Take the lemon that was sitting in the bowl of water, and squeeze its juice over the artichokes. The lemon should be extra watery. Add a few tablespoons of the lemon water from the bowl into the pan as well. I add a little (not too much) liquid to the pan so that the artichokes slightly steam as they roast. By the end of the cooking process, the water will evaporate, and the artichokes will start to brown. Next, drizzle the artichokes with olive oil. Season with salt and pepper.

Cover your baking dish tightly with foil. Roast the artichokes in the oven for 30-40 minutes or until the artichokes are tender and browned. You can check their doneness by removing them from the oven, unwrapping the foil, and testing a few leaves or piercing the stem. If they seem too al dente or not browned, just rewrap them and place them back in the oven. Cooking time will depend on the size and moisture content of the artichoke.

Once they are cooked, season with more salt and pepper. Serve warm with sliced lemon, or with a dipping sauce.

Some dipping sauces include: melted butter, melted butter with garlic, mayo mixed with lemon juice, or mayo mixed with lemon juice herbs/spices.

Whipped Coconut Cream (vegan)

There's nothing wrong with traditional whipped cream. It's pretty flawless in its classic form. I'm happy to eat something decadent if it's delicious and used to top something warm that's just come out of the oven. However, certain occasions and situations call for non-dairy/vegan desserts. On those occasions, I have often wondered what would be a good non-dairy alternative to classic whipped cream.

While working on the second season of Recipe Rehab I learned this trick from one of our chefs: take a can of regular coconut milk, put it in the fridge overnight, scoop out the creamy part that separates from the liquid, and whip it just as you would regular cream.

I figured coconut cream would work just as well as coconut milk, and it did! You can use either coconut milk or coconut cream to make this delicious vegan dessert topping. The texture is just like homemade whipped cream, and the taste is mildly coconut-flavored.

I served it with flourless chocolate cake and berries (recipe coming soon), but you could use it to top any dessert you'd like.

Whipped Coconut Cream
Serves 12-14 (this recipe can be easily halved)

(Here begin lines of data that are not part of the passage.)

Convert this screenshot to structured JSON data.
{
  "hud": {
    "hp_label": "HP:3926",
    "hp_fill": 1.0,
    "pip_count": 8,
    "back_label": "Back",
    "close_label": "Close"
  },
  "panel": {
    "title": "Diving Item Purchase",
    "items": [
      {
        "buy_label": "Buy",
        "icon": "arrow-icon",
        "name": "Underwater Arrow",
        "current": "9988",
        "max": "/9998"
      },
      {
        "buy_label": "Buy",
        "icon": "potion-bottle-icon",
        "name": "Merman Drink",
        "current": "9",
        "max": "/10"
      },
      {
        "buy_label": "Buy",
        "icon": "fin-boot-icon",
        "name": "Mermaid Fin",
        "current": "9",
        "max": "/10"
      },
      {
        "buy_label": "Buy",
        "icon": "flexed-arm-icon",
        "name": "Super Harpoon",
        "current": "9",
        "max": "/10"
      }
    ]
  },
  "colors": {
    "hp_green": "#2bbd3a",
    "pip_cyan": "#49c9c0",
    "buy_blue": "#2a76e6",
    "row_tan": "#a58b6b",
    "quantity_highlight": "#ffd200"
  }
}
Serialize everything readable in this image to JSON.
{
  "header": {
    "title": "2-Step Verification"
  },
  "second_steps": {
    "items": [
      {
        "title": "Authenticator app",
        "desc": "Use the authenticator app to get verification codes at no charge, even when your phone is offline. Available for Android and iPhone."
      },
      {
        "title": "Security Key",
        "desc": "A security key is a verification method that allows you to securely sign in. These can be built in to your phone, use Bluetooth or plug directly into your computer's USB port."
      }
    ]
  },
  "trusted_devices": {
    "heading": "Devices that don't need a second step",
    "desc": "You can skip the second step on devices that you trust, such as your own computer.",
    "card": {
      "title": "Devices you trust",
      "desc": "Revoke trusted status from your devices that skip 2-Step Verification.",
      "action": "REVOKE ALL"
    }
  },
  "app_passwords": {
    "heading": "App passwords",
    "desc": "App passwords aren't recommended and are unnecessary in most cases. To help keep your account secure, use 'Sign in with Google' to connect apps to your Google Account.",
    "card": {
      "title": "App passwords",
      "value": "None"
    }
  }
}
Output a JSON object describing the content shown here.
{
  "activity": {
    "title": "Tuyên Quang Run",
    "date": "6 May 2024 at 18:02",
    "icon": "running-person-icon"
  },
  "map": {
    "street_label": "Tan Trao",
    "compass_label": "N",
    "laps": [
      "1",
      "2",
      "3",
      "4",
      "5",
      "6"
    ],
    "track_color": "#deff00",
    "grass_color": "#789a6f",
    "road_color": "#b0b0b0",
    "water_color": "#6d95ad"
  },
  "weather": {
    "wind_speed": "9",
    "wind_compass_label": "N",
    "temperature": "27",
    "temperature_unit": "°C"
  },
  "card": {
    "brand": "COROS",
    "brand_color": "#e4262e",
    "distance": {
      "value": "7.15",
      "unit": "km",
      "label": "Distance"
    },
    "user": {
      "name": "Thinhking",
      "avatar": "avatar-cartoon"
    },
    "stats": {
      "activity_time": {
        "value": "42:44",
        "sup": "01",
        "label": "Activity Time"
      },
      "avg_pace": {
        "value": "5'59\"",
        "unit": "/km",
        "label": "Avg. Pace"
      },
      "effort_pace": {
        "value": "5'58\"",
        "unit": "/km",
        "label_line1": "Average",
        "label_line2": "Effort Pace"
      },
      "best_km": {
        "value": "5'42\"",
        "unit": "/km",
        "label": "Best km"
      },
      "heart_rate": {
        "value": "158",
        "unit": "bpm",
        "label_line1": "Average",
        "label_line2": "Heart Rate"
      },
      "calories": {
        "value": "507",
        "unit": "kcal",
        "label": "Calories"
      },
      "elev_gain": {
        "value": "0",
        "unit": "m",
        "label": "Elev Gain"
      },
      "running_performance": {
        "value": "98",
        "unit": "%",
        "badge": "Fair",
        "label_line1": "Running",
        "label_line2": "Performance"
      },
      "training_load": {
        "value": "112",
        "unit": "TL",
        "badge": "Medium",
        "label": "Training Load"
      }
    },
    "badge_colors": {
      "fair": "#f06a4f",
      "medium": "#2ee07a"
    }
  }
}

2 cans of coconut cream, chilled overnight in the fridge
2 teaspoons agave syrup (or honey/sugar/maple syrup )
2 teaspoons pure vanilla extract

Start this recipe the day before (or days before) by putting your canned coconut cream in the fridge. At least an hour before you whip the cream, place the bowl you plan to use in the freezer. It helps if all of your tools and ingredients are very cold.

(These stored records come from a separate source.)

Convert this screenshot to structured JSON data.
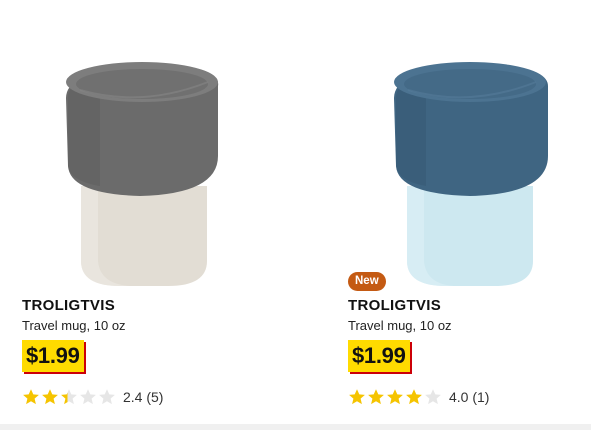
{
  "products": [
    {
      "badge": "",
      "name": "TROLIGTVIS",
      "description": "Travel mug, 10 oz",
      "price": "$1.99",
      "rating_value": 2.4,
      "rating_text": "2.4 (5)",
      "colors": {
        "lid": "#6b6b6b",
        "body": "#e2ddd4"
      }
    },
    {
      "badge": "New",
      "name": "TROLIGTVIS",
      "description": "Travel mug, 10 oz",
      "price": "$1.99",
      "rating_value": 4.0,
      "rating_text": "4.0 (1)",
      "colors": {
        "lid": "#3f6582",
        "body": "#cde8f0"
      }
    }
  ],
  "colors": {
    "price_bg": "#ffdb00",
    "price_shadow": "#cc0008",
    "star_filled": "#f5c400",
    "star_empty": "#e6e6e6",
    "badge_bg": "#c45a13"
  }
}
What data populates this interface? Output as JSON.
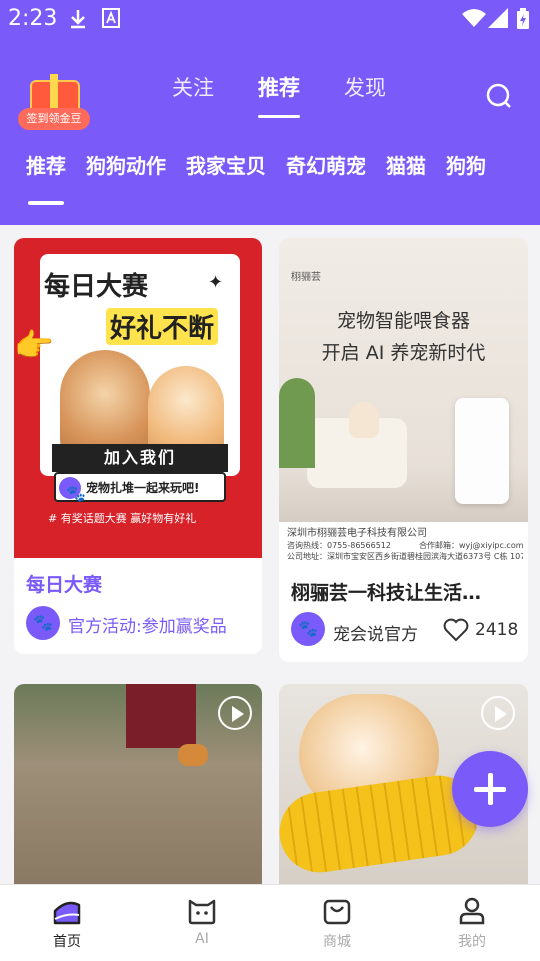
{
  "status_bar": {
    "time": "2:23"
  },
  "header": {
    "gift_label": "签到领金豆",
    "tabs": [
      "关注",
      "推荐",
      "发现"
    ],
    "active_tab": "推荐",
    "categories": [
      "推荐",
      "狗狗动作",
      "我家宝贝",
      "奇幻萌宠",
      "猫猫",
      "狗狗"
    ],
    "active_category": "推荐"
  },
  "feed": {
    "card1": {
      "banner_title": "每日大赛",
      "banner_subtitle": "好礼不断",
      "banner_join": "加入我们",
      "banner_slogan": "宠物扎堆一起来玩吧!",
      "banner_footer": "# 有奖话题大赛   赢好物有好礼",
      "title": "每日大赛",
      "desc": "官方活动:参加赢奖品"
    },
    "card2": {
      "brand": "栩骊芸",
      "ad_line1": "宠物智能喂食器",
      "ad_line2": "开启 AI 养宠新时代",
      "company": "深圳市栩骊芸电子科技有限公司",
      "hotline": "咨询热线：0755-86566512",
      "email": "合作邮箱：wyj@xiyipc.com",
      "address": "公司地址：深圳市宝安区西乡街道碧桂园滨海大道6373号 C栋 107",
      "title": "栩骊芸一科技让生活…",
      "author": "宠会说官方",
      "likes": "2418"
    }
  },
  "bottom_nav": [
    {
      "label": "首页",
      "icon": "home-icon"
    },
    {
      "label": "AI",
      "icon": "cat-face-icon"
    },
    {
      "label": "商城",
      "icon": "shopping-bag-icon"
    },
    {
      "label": "我的",
      "icon": "user-icon"
    }
  ],
  "colors": {
    "brand": "#7a5af8",
    "banner_red": "#d8222a"
  }
}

Add the coconut cream, agave (or other sweetener or none at all), and vanilla extract to the bowl you will use to whip the cream in.

Using a stand mixer fitted with a whisk attachment, or a hand mixer, or a whisk and lots of elbow grease, whip the coconut cream mixture on medium high until it is thick, fluffy, and looks like whipped cream:

Transfer the whipped coconut cream to a bowl, garnish if you feel like it, and keep it in the fridge until you're ready to serve it.